*TASK GOAL*: Which lines of the records below contain the word "title"? Report each of them in full.

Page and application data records
···

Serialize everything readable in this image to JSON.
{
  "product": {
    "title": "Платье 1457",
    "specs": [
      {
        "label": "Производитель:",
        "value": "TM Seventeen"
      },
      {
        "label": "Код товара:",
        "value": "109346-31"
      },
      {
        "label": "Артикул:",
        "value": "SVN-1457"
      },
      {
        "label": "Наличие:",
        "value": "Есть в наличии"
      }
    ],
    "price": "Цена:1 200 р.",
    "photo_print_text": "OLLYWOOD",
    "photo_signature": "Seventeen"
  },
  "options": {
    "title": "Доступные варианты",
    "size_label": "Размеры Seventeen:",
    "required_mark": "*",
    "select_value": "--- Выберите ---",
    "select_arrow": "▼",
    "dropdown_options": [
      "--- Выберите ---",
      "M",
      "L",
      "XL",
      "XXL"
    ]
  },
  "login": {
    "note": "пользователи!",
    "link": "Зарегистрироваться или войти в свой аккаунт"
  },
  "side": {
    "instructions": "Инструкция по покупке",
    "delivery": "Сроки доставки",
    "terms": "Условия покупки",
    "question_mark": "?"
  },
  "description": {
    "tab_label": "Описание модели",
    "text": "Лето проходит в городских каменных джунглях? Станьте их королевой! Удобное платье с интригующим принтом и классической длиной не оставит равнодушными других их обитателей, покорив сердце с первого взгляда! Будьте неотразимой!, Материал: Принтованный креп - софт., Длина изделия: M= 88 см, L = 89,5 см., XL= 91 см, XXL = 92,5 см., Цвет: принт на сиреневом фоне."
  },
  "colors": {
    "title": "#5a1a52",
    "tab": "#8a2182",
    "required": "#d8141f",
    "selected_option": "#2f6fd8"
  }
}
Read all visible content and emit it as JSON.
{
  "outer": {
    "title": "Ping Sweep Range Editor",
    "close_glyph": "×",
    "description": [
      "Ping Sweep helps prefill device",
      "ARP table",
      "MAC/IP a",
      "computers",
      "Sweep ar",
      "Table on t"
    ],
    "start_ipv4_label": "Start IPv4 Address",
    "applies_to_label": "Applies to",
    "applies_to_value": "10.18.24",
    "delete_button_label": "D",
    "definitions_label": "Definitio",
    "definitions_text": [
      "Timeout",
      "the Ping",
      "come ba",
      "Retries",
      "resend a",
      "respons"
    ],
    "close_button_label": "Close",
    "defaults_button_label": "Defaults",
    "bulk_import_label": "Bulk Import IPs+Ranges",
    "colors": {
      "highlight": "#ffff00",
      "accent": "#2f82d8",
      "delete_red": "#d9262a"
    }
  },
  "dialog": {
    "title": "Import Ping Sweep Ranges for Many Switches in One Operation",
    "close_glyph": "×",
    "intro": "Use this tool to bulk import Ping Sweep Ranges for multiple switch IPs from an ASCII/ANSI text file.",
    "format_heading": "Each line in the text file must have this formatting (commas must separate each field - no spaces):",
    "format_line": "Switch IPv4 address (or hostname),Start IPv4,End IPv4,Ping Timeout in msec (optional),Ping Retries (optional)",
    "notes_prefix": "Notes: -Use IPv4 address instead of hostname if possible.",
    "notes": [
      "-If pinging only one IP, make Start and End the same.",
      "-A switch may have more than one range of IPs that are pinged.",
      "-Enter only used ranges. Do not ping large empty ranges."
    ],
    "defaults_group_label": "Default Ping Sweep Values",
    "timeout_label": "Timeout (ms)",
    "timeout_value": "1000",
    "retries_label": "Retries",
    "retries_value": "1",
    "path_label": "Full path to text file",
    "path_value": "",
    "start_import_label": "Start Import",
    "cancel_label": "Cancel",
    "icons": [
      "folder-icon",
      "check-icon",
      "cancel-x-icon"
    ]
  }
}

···

*SOLUTION TO THE EXERCISE*:
    "title": "Платье 1457",
    "title": "Доступные варианты",
    "title": "#5a1a52",
    "title": "Ping Sweep Range Editor",
    "title": "Import Ping Sweep Ranges for Many Switches in One Operation",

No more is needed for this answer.